**WHAT THE EXERCISE ASKS:** Using the data below, copy out all lines with the word "icon".

**STUDY MATERIAL:**
● ● ● ● ● ● ●
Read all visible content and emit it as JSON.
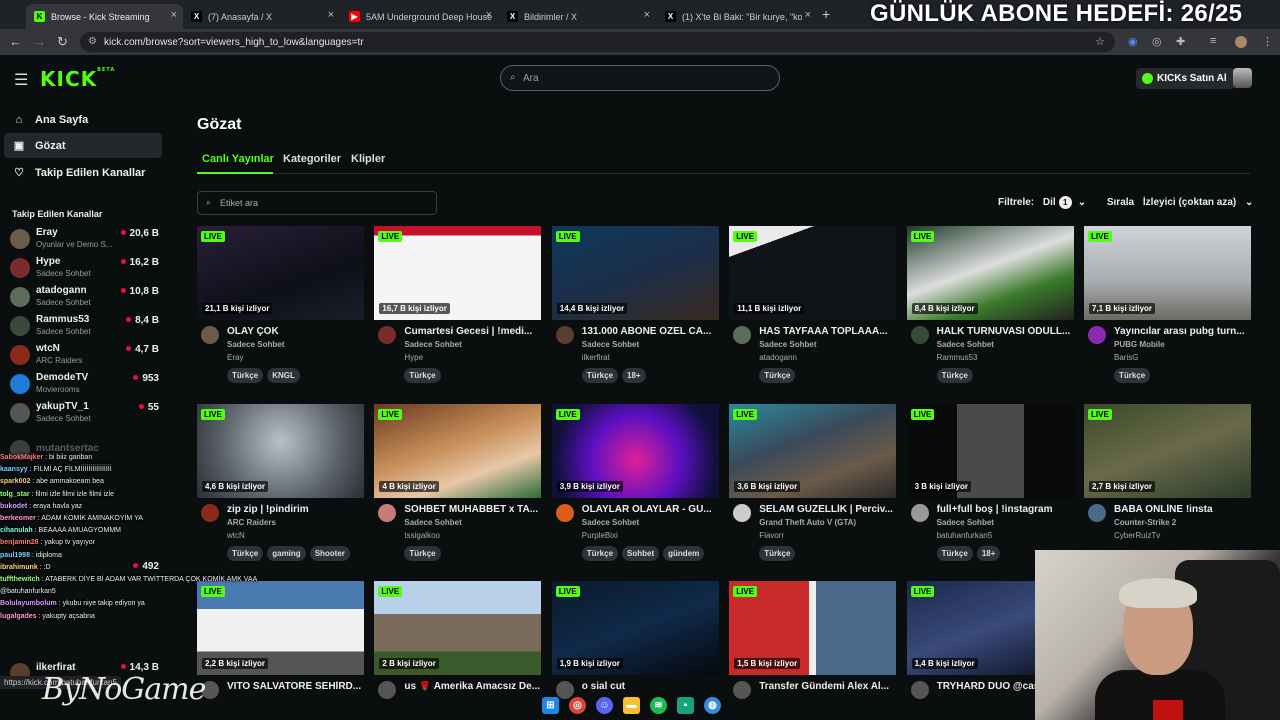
{
  "overlay_title": "GÜNLÜK ABONE HEDEFİ: 26/25",
  "browser": {
    "tabs": [
      {
        "label": "Browse - Kick Streaming",
        "icon": "kick-icon",
        "active": true
      },
      {
        "label": "(7) Anasayfa / X",
        "icon": "x-icon"
      },
      {
        "label": "5AM Underground Deep House",
        "icon": "youtube-icon"
      },
      {
        "label": "Bildirimler / X",
        "icon": "x-icon"
      },
      {
        "label": "(1) X'te Bi Baki: \"Bir kurye, \"kola",
        "icon": "x-icon"
      }
    ],
    "url": "kick.com/browse?sort=viewers_high_to_low&languages=tr"
  },
  "header": {
    "logo": "KICK",
    "logo_badge": "BETA",
    "search_placeholder": "Ara",
    "buy_kicks": "KICKs Satın Al"
  },
  "sidebar": {
    "nav": [
      {
        "label": "Ana Sayfa",
        "icon": "home-icon"
      },
      {
        "label": "Gözat",
        "icon": "browse-icon",
        "selected": true
      },
      {
        "label": "Takip Edilen Kanallar",
        "icon": "heart-icon"
      }
    ],
    "followed_heading": "Takip Edilen Kanallar",
    "channels": [
      {
        "name": "Eray",
        "category": "Oyunlar ve Demo S...",
        "viewers": "20,6 B",
        "color": "#6b5b4a"
      },
      {
        "name": "Hype",
        "category": "Sadece Sohbet",
        "viewers": "16,2 B",
        "color": "#7a2b2b"
      },
      {
        "name": "atadogann",
        "category": "Sadece Sohbet",
        "viewers": "10,8 B",
        "color": "#5d6b5a"
      },
      {
        "name": "Rammus53",
        "category": "Sadece Sohbet",
        "viewers": "8,4 B",
        "color": "#3a4a3a"
      },
      {
        "name": "wtcN",
        "category": "ARC Raiders",
        "viewers": "4,7 B",
        "color": "#8a2a1a"
      },
      {
        "name": "DemodeTV",
        "category": "Movierooms",
        "viewers": "953",
        "color": "#1e7bd8"
      },
      {
        "name": "yakupTV_1",
        "category": "Sadece Sohbet",
        "viewers": "55",
        "color": "#555"
      }
    ],
    "offline_channel": "mutantsertac",
    "bottom_channel": {
      "name": "ilkerfirat",
      "viewers": "14,3 B"
    },
    "side_count": "492"
  },
  "main": {
    "title": "Gözat",
    "tabs": [
      "Canlı Yayınlar",
      "Kategoriler",
      "Klipler"
    ],
    "tag_search_placeholder": "Etiket ara",
    "filter_label": "Filtrele:",
    "language_label": "Dil",
    "language_count": "1",
    "sort_label": "Sırala",
    "sort_value": "İzleyici (çoktan aza)",
    "live_label": "LIVE",
    "streams": [
      {
        "viewers": "21,1 B kişi izliyor",
        "title": "OLAY ÇOK",
        "category": "Sadece Sohbet",
        "streamer": "Eray",
        "tags": [
          "Türkçe",
          "KNGL"
        ],
        "thumb": "linear-gradient(160deg,#2a1f3a,#0e1018 60%,#1b1d2a)",
        "av": "#6b5b4a"
      },
      {
        "viewers": "16,7 B kişi izliyor",
        "title": "Cumartesi Gecesi | !medi...",
        "category": "Sadece Sohbet",
        "streamer": "Hype",
        "tags": [
          "Türkçe"
        ],
        "thumb": "linear-gradient(180deg,#c8102e 0 10%,#f4f4f4 10% 100%)",
        "av": "#7a2b2b"
      },
      {
        "viewers": "14,4 B kişi izliyor",
        "title": "131.000 ABONE ÖZEL CA...",
        "category": "Sadece Sohbet",
        "streamer": "ilkerfirat",
        "tags": [
          "Türkçe",
          "18+"
        ],
        "thumb": "linear-gradient(160deg,#0f3a5a,#1a2e4a 50%,#3a2a20)",
        "av": "#5a3d2e"
      },
      {
        "viewers": "11,1 B kişi izliyor",
        "title": "HAS TAYFAAA TOPLAAA...",
        "category": "Sadece Sohbet",
        "streamer": "atadogann",
        "tags": [
          "Türkçe"
        ],
        "thumb": "linear-gradient(160deg,#eaeaea 0 20%,#101418 20% 100%)",
        "av": "#5d6b5a"
      },
      {
        "viewers": "8,4 B kişi izliyor",
        "title": "HALK TURNUVASI ÖDÜLL...",
        "category": "Sadece Sohbet",
        "streamer": "Rammus53",
        "tags": [
          "Türkçe"
        ],
        "thumb": "linear-gradient(160deg,#1d3b2a,#ddd 45%,#3a7a2a 70%,#222)",
        "av": "#3a4a3a"
      },
      {
        "viewers": "7,1 B kişi izliyor",
        "title": "Yayıncılar arası pubg turn...",
        "category": "PUBG Mobile",
        "streamer": "BarisG",
        "tags": [
          "Türkçe"
        ],
        "thumb": "linear-gradient(180deg,#cfd4d8,#a7abaf 60%,#6c6a62)",
        "av": "#8a2ab0"
      },
      {
        "viewers": "4,6 B kişi izliyor",
        "title": "zip zip | !pindirim",
        "category": "ARC Raiders",
        "streamer": "wtcN",
        "tags": [
          "Türkçe",
          "gaming",
          "Shooter"
        ],
        "thumb": "radial-gradient(circle at 50% 40%,#b8c0c8,#5a6068 60%,#2a2e34)",
        "av": "#8a2a1a"
      },
      {
        "viewers": "4 B kişi izliyor",
        "title": "SOHBET MUHABBET x TA...",
        "category": "Sadece Sohbet",
        "streamer": "tssigalkoo",
        "tags": [
          "Türkçe"
        ],
        "thumb": "linear-gradient(160deg,#6a3a20,#c8905a 45%,#e8c8a8 70%,#2a6a3a)",
        "av": "#c77a7a"
      },
      {
        "viewers": "3,9 B kişi izliyor",
        "title": "OLAYLAR OLAYLAR - GÜ...",
        "category": "Sadece Sohbet",
        "streamer": "PurpleBixi",
        "tags": [
          "Türkçe",
          "Sohbet",
          "gündem"
        ],
        "thumb": "radial-gradient(circle at 50% 60%,#e0209a,#5a10c0 45%,#10103a 80%)",
        "av": "#e05a1a"
      },
      {
        "viewers": "3,6 B kişi izliyor",
        "title": "SELAM GÜZELLİK | Perciv...",
        "category": "Grand Theft Auto V (GTA)",
        "streamer": "Flavorr",
        "tags": [
          "Türkçe"
        ],
        "thumb": "linear-gradient(160deg,#2a8aa0,#3a4a5a 40%,#6a5a4a 70%,#2a2a2a)",
        "av": "#ccc"
      },
      {
        "viewers": "3 B kişi izliyor",
        "title": "full+full boş | !instagram",
        "category": "Sadece Sohbet",
        "streamer": "batuhanfurkan5",
        "tags": [
          "Türkçe",
          "18+"
        ],
        "thumb": "linear-gradient(90deg,#0a0a0a 0 30%,#4a4a4a 30% 70%,#0a0a0a 70%)",
        "av": "#999"
      },
      {
        "viewers": "2,7 B kişi izliyor",
        "title": "BABA ONLİNE !insta",
        "category": "Counter-Strike 2",
        "streamer": "CyberRuizTv",
        "tags": [],
        "thumb": "linear-gradient(160deg,#3a4a2a,#6a6a4a 50%,#2a3a2a)",
        "av": "#4a6a8a"
      },
      {
        "viewers": "2,2 B kişi izliyor",
        "title": "VITO SALVATORE SEHİRD...",
        "category": "",
        "streamer": "",
        "tags": [],
        "thumb": "linear-gradient(180deg,#4a7ab0 0 30%,#f0f0f0 30% 75%,#555 75%)",
        "av": "#555"
      },
      {
        "viewers": "2 B kişi izliyor",
        "title": "us 🌹 Amerika Amacsız De...",
        "category": "",
        "streamer": "",
        "tags": [],
        "thumb": "linear-gradient(180deg,#b8d0e8 0 35%,#7a6a5a 35% 75%,#3a5a2a 75%)",
        "av": "#555"
      },
      {
        "viewers": "1,9 B kişi izliyor",
        "title": "o sial cut",
        "category": "",
        "streamer": "",
        "tags": [],
        "thumb": "linear-gradient(160deg,#0a1a2a,#102a4a 50%,#05080e)",
        "av": "#555"
      },
      {
        "viewers": "1,5 B kişi izliyor",
        "title": "Transfer Gündemi Alex Al...",
        "category": "",
        "streamer": "",
        "tags": [],
        "thumb": "linear-gradient(90deg,#c82a2a 0 48%,#eee 48% 52%,#4a6a8a 52%)",
        "av": "#555"
      },
      {
        "viewers": "1,4 B kişi izliyor",
        "title": "TRYHARD DUO @casc",
        "category": "",
        "streamer": "",
        "tags": [],
        "thumb": "linear-gradient(160deg,#1a2a4a,#3a4a7a 50%,#0a1020)",
        "av": "#555"
      }
    ]
  },
  "chat": [
    {
      "user": "SabokMajker",
      "msg": ": bi biiz gariban"
    },
    {
      "user": "kaansyy",
      "msg": ": FİLMİ AÇ FİLMİİİİİİİİİİİİİİİİ"
    },
    {
      "user": "spark002",
      "msg": ": abe ammakoeam bea"
    },
    {
      "user": "tolg_star",
      "msg": ": filmi izle filmi izle filmi izle"
    },
    {
      "user": "bukodet",
      "msg": ": eraya havla yaz"
    },
    {
      "user": "berkeomer",
      "msg": ": ADAM KOMİK AMINAKOYİM YA"
    },
    {
      "user": "cihanulah",
      "msg": ": BEAAAA AMUAGYOMMM"
    },
    {
      "user": "benjamin28",
      "msg": ": yakup tv yayıyor"
    },
    {
      "user": "paul1998",
      "msg": ": idiploma"
    },
    {
      "user": "ibrahimunk",
      "msg": ": :D"
    },
    {
      "user": "tuffthewitch",
      "msg": ": ATABERK DİYE Bİ ADAM VAR TWİTTERDA ÇOK KOMİK AMK VAA @batuhanfurkan5"
    },
    {
      "user": "Bolulayumbolum",
      "msg": ": ykubu niye takip ediyon ya"
    },
    {
      "user": "lugalgades",
      "msg": ": yakupty açsabna"
    }
  ],
  "status_url": "https://kick.com/batuhanfurkan5",
  "watermark": "ByNoGame"
}
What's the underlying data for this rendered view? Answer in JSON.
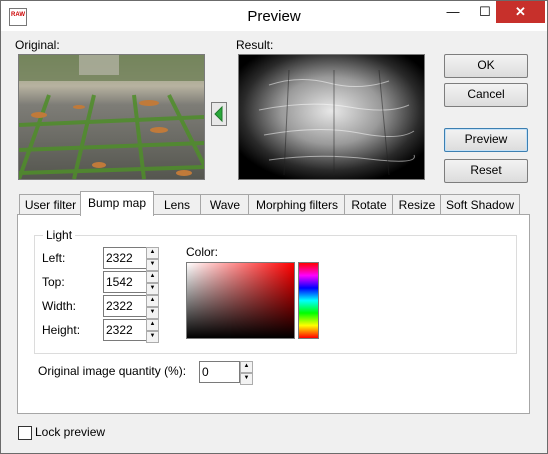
{
  "window": {
    "title": "Preview",
    "minimize": "—",
    "maximize": "☐",
    "close": "✕"
  },
  "original_label": "Original:",
  "result_label": "Result:",
  "buttons": {
    "ok": "OK",
    "cancel": "Cancel",
    "preview": "Preview",
    "reset": "Reset"
  },
  "tabs": [
    "User filter",
    "Bump map",
    "Lens",
    "Wave",
    "Morphing filters",
    "Rotate",
    "Resize",
    "Soft Shadow"
  ],
  "active_tab": "Bump map",
  "light": {
    "group_title": "Light",
    "left_label": "Left:",
    "left_value": "2322",
    "top_label": "Top:",
    "top_value": "1542",
    "width_label": "Width:",
    "width_value": "2322",
    "height_label": "Height:",
    "height_value": "2322",
    "color_label": "Color:"
  },
  "quantity": {
    "label": "Original image quantity (%):",
    "value": "0"
  },
  "lock_preview": "Lock preview",
  "colors": {
    "accent_arrow": "#2aa83a",
    "close_red": "#c7302b"
  }
}
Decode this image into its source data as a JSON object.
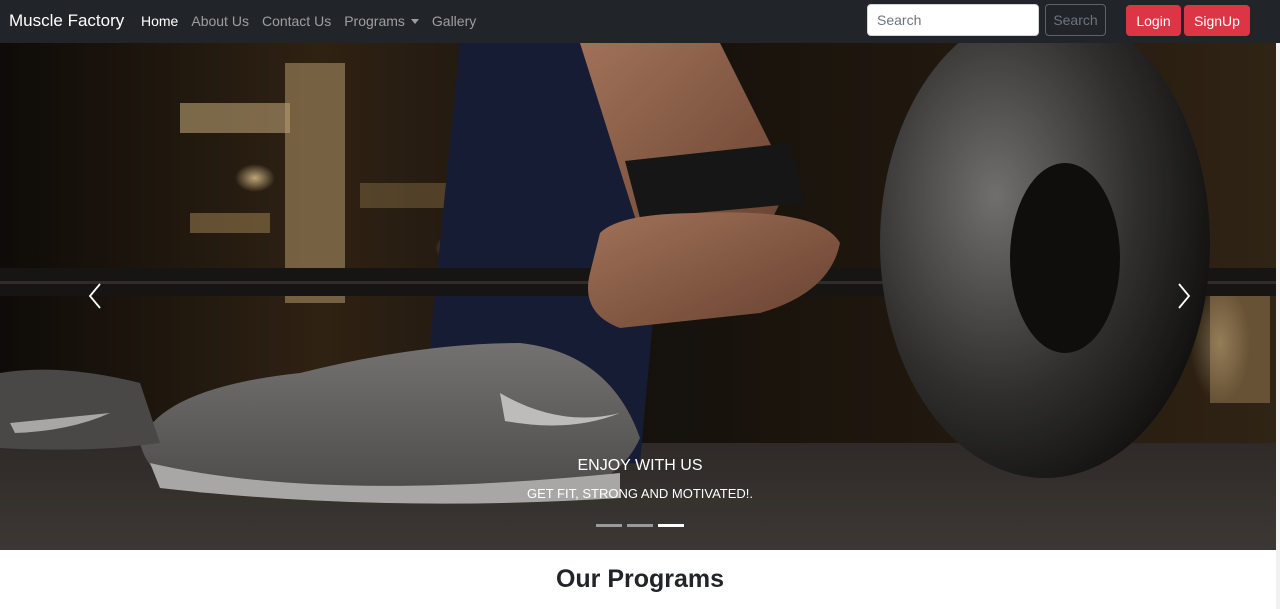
{
  "navbar": {
    "brand": "Muscle Factory",
    "links": [
      {
        "label": "Home",
        "active": true
      },
      {
        "label": "About Us",
        "active": false
      },
      {
        "label": "Contact Us",
        "active": false
      },
      {
        "label": "Programs",
        "active": false,
        "dropdown": true
      },
      {
        "label": "Gallery",
        "active": false
      }
    ],
    "search": {
      "placeholder": "Search",
      "value": "",
      "button_label": "Search"
    },
    "login_label": "Login",
    "signup_label": "SignUp"
  },
  "carousel": {
    "caption_title": "ENJOY WITH US",
    "caption_subtitle": "GET FIT, STRONG AND MOTIVATED!.",
    "slide_count": 3,
    "active_slide": 3,
    "prev_icon": "chevron-left-icon",
    "next_icon": "chevron-right-icon"
  },
  "programs": {
    "title": "Our Programs"
  },
  "colors": {
    "navbar_bg": "#212529",
    "accent": "#dc3545"
  }
}
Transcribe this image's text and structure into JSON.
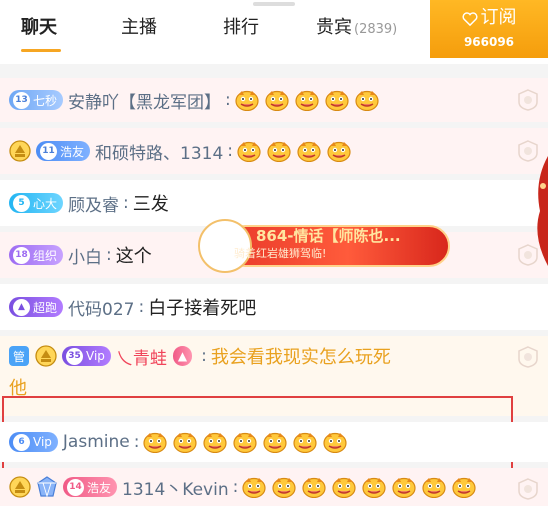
{
  "tabs": [
    {
      "label": "聊天",
      "active": true
    },
    {
      "label": "主播"
    },
    {
      "label": "排行"
    },
    {
      "label": "贵宾",
      "count": "(2839)"
    }
  ],
  "subscribe": {
    "label": "订阅",
    "count": "966096"
  },
  "rows": {
    "r1": {
      "badge": "七秒",
      "level": "13",
      "name": "安静吖【黑龙军团】",
      "emoji_count": 5
    },
    "r2": {
      "badge": "浩友",
      "level": "11",
      "name": "和硕特路、1314",
      "emoji_count": 4
    },
    "r3": {
      "badge": "心大",
      "level": "5",
      "name": "顾及睿",
      "message": "三发"
    },
    "r4": {
      "badge": "组织",
      "level": "18",
      "name": "小白",
      "message": "这个"
    },
    "r5": {
      "badge": "超跑",
      "name": "代码027",
      "message": "白子接着死吧"
    },
    "r6": {
      "admin": "管",
      "badge": "Vip",
      "level": "35",
      "name": "乀青蛙",
      "message_line1": "我会看我现实怎么玩死",
      "message_line2": "他"
    },
    "r7": {
      "badge": "Vip",
      "level": "6",
      "name": "Jasmine",
      "emoji_count": 7
    },
    "r8": {
      "badge": "浩友",
      "level": "14",
      "name": "1314丶Kevin",
      "emoji_count": 8
    }
  },
  "gift": {
    "title": "864-情话【师陈也...",
    "subtitle": "骑着红岩雄狮驾临!"
  },
  "colors": {
    "accent": "#f6a623",
    "name": "#5c6f86",
    "highlight": "#e04040",
    "gift": "#e93a2a"
  }
}
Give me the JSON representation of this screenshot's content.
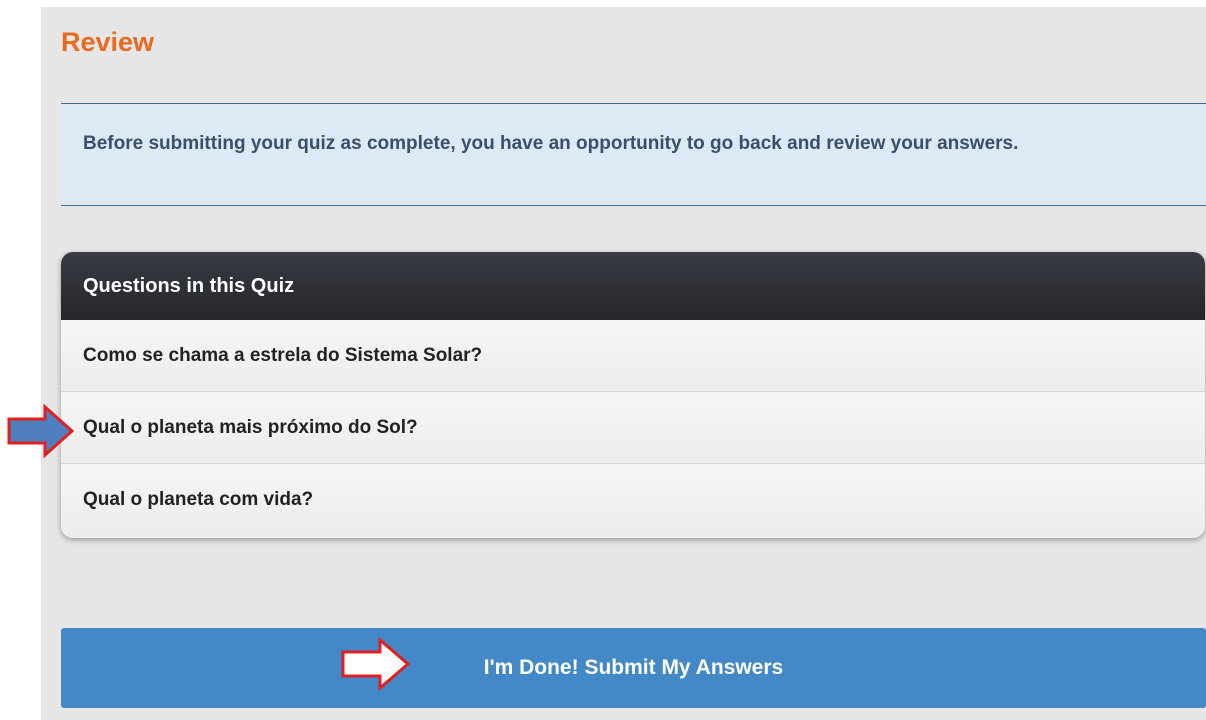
{
  "review": {
    "title": "Review",
    "notice": "Before submitting your quiz as complete, you have an opportunity to go back and review your answers."
  },
  "questions": {
    "header": "Questions in this Quiz",
    "items": [
      {
        "label": "Como se chama a estrela do Sistema Solar?"
      },
      {
        "label": "Qual o planeta mais próximo do Sol?"
      },
      {
        "label": "Qual o planeta com vida?"
      }
    ]
  },
  "submit": {
    "label": "I'm Done! Submit My Answers"
  },
  "annotations": {
    "arrow_question_color": "#4f7fc0",
    "arrow_submit_color": "#ffffff",
    "arrow_outline_color": "#e02020"
  }
}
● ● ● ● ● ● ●
**FINAL ANSWER:**
        "icon": "kick-icon",
        "icon": "x-icon"
        "icon": "youtube-icon"
        "icon": "x-icon"
        "icon": "x-icon"
        "icon": "home-icon"
        "icon": "browse-icon",
        "icon": "heart-icon"
    "prev_icon": "chevron-left-icon",
    "next_icon": "chevron-right-icon"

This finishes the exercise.